“Her” Sophisticated Triumph

Emily Fong, Co-News Editor

Director Spike Jonze’s newest feature, the sci-fi comedy Her, debuted in theaters on December 18, 2013.

Her tells the story of Theodore Twombly, a recent divorcee struggling to make emotional connections with other people after his split. To remedy his sense of loneliness, he purchases an “OS” or intelligent computing system named Samantha, who eventually acquires sentience. The two become romantically attached due to Theodore’s isolation and Samantha’s increasing sophistication.

Her stars Joaquin Phoenix as Theodore and Scarlett Johansson as the voice of Samantha. Though Phoenix’s acting can be a little cheesy at times, he does a fantastic job of portraying the idea of a man who is, essentially, miserably alone in a city of millions.

One of the film’s greatest victories is its character development. Even the side characters like Theodore’s soon to be ex wife Catherine and his quirky friend Amy (played by Rooney Mara and Amy Adams, respectively) are fully fleshed out and complex people.
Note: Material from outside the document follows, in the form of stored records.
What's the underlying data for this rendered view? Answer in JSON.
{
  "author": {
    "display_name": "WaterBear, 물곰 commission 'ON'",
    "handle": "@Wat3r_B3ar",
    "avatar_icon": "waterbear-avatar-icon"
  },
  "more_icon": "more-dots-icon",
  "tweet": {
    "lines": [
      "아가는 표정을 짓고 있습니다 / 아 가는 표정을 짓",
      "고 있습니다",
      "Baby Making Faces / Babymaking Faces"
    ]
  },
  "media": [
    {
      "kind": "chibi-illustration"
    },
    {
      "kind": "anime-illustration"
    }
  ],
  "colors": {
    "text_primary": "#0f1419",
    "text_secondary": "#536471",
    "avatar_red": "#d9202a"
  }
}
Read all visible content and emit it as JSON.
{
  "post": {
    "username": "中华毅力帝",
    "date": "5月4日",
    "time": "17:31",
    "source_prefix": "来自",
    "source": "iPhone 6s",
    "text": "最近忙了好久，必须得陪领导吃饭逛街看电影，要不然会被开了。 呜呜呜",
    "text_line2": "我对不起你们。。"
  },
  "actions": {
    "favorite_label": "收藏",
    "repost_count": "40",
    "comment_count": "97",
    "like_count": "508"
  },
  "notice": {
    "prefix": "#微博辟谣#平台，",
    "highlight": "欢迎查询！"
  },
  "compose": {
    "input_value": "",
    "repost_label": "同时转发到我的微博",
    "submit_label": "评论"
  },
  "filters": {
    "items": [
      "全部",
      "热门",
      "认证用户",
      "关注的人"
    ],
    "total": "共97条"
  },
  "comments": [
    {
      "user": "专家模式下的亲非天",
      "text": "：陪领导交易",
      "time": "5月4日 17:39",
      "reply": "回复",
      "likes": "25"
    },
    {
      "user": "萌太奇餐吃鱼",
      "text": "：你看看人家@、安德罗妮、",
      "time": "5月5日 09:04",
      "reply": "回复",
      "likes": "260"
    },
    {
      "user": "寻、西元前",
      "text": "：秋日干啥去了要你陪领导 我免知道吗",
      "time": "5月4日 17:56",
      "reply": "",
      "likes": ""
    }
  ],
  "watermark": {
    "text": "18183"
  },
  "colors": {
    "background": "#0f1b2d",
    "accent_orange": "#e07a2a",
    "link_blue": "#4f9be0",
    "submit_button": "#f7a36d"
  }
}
Extraordinary acting combined with Jonze’s visual expertise and a melodic, melancholy soundtrack provided by indie rock group Arcade Fire create one of the most memorable films I’ve seen so far.

The film focuses on the increasing gap between human individuals as they become more and more absorbed in technology. The themes of Her therefore help to form both an engaging narrative and a message that, I think, is especially pertinent for our generation. The world depicted in Her is a subtle dystopia, one that lacks human intimacy and where alienation is abundant. Jonze’s movie-scape is one that is familiar yet unnervingly distinct to its audience.

For me, Her is a film of contrasts. Theodore is man that shuns physical reality for false emotional fulfillment, while Samantha is a virtual program that desires a physical form despite being unlimited in mental capacity. Content-wise, Her is as funny as it is dark, as heartwarming as it is unsettling, as optimistic as it is painfully self-aware, and as innocent as it is inappropriate (it is rated R for a reason).

The issue with Her is that much of it has the tendency to go over peoples’ heads. While it does make complex statements about humanity and technological advancement, it is hard to relate to without having experienced love and loss personally. Sometimes many of its deeper commentaries come off as convoluted and confusing.

Spike Jonze’s latest cinematic venture is a triumph. Uplifting, sad, and endlessly entertaining, Her is truly a sight to see.